Review: 2017 Renault Sandero Stepway

Review: 2017 Renault Sandero Stepway
 

We don’t normally publish a full road test on a minor facelift. Unless something major has changed, then we have already reported on the vehicle and with the industry as busy as it is, filling up a page with information on a new headlight or a change of bumper just seems silly.

Yes, we know the BMW on our cover this week has new lights, but seriously, there are some major changes beneath its skin.

In recent weeks though, we have driven a number of entry-level models and seen some new entrants to the market. They all differ in so many ways that we decided to spend some quality time with the Renault Sandero Stepway because it stands out from most of its rivals in almost every respect.

The market for vehicles under R200 000 is expanding rapidly. Some are buying their first car in the price bracket, others are downsizing. Regardless of the reason, there are plenty of choices.

A few weeks ago we drove the facelifted Toyota Etios in the form of the Etios Sprint. It’s a decent enough model but nothing about it is exciting. Nothing. The styling is bland and the interior looks and feels as though it was made from a bunch of plastic trim parts found in the back of a warehouse. The engine is okay at low speeds but needs a Zimmer frame to support it as the revs gather.

Another favourite is the Volkswagen Polo Vivo. It might be built in Uitenhage, but it has a German heart and a much better feeling of quality than its Toyota rival. But it is still an old Polo.

The Korean pair of Hyundai and Kia have their offerings in this segment too, but as brilliant as the Grand i10 and the Picanto are, they are much smaller than the Etios and the Vivo.

There are some Chinese options in this bracket too, but generally we are not fans.

This brings us to the Renault Sandero, in this case the pseudo crossover, fake 4×4 Stepway. First, it looks as though someone actually gave a damn about making it look half decent. This wasn’t some Friday afternoon design job. It has been properly designed from every angle.

For us though, it is the interior and the engine that really make it stand out. The interior has an air of refinement about it. The panels in the dash look designed and engineered, dare I say it, perhaps even Germanic. They feel more solid than the ones in some of its rivals and while there are some hard plastics, they still give the illusion of superior finishes.

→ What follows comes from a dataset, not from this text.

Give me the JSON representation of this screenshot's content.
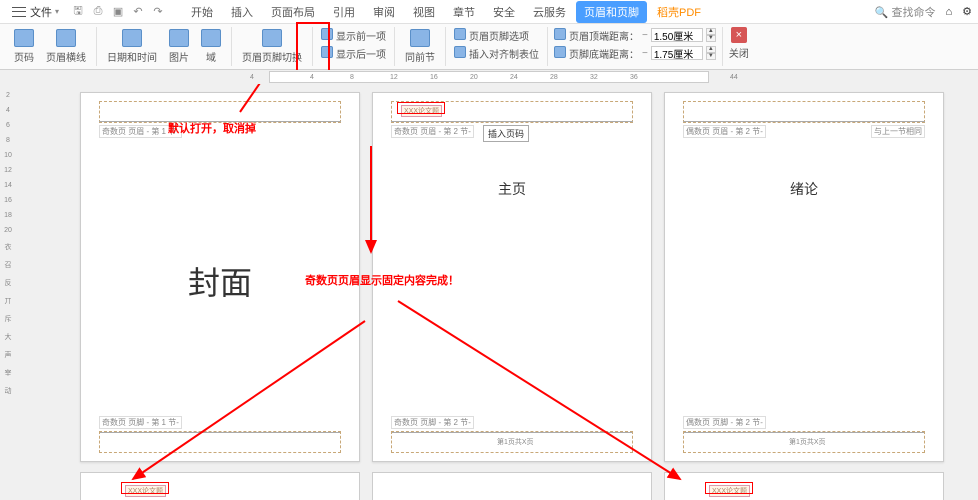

You also get Renault’s touchscreen infotainment system, complete with navigation and a host of remote controls on the steering column. Again, all stuff that you used to only find on much higher models. We still don’t understand why Renault cannot shift the remote controls onto the steering wheel itself though. That weird box stuck on the side of the steering column seems so antiquated these days.

Another bizarre thing is that the controls for the front electric windows are logically in the door rests, but the controls for the rear windows are in the centre console. Clearly not every design element received the same amount of thought and attention.

The driving position is good and the interior space excellent for a vehicle in this class. The Etios sedan beats it hands down on boot space, but then it probably beats many upper segment cars too.

One area that was concerning was the rear seat belts. If you are one of those who cares about the safety of your infant (if not, why not?) then you will probably have a rearward facing baby seat in the back. The belt was not long enough to go around the seat and secure it properly in place which was concerning for a vehicle that will appeal to young families.

That will not be an issue for all and the Stepway has a wide appeal with its adventure looks, even if they are more about the spirit of adventure than the reality. It does have 193mm of ground clearance though which helps if you are traversing the odd field to park your car and remove the mountain bikes from the back, or if you are on one of our many gravel back roads.

The star for those heading off in search of adventure, or just a weekend away, is the engine. Truth be told, the engine is a star in the urban environment too. We often say that performance can be as much in the mind as it is in the 0-100km/h time. Drive a half-tonne bakkie around town and you will quickly feel as though you are in a sports car, goodness knows enough half-tonne bakkie drivers look as though they think they are.

The Sandero is the same. Its 898cc engine with 66kW might be scoffed at by some, but with its turbo and peak power at 5250 rpm, it is a great little performer. The gearstick could be firmer but you quickly find yourself playing with the gears as you get the most out of the engine and learn where the turbo performs at its best.

The three-cylinder has a fantastic soundtrack, at least until it starts to scream at those upper revs and it is all rather addictive. Not only is it fun, but getting it to drink fuel at any great rate was nearly impossible. Renault claims 5.4l/100km but it is likely to be a little more if you spend your time in the city, but not much more we suspect.

Driving it around town for a week I was impressed by how alive the car feels while also being practical and having a modern feel in terms of design, quality and that infotainment system. It appears to be the leader of the pack by quite some margin. – Mark Smyth

Fast Facts: Renault Sandero Stepway Dynamique

Engine: 898cc four-cylinder turbo
Power: 66kW at 5250rpm
Torque: 135Nm at 2500rpm
0-100km/h: 11.1-seconds (claimed)
Top speed: 168km/h (claimed)
CO2: 124g/km (claimed)
Fuel: 5.4l/100km (claimed)
Price: R189 900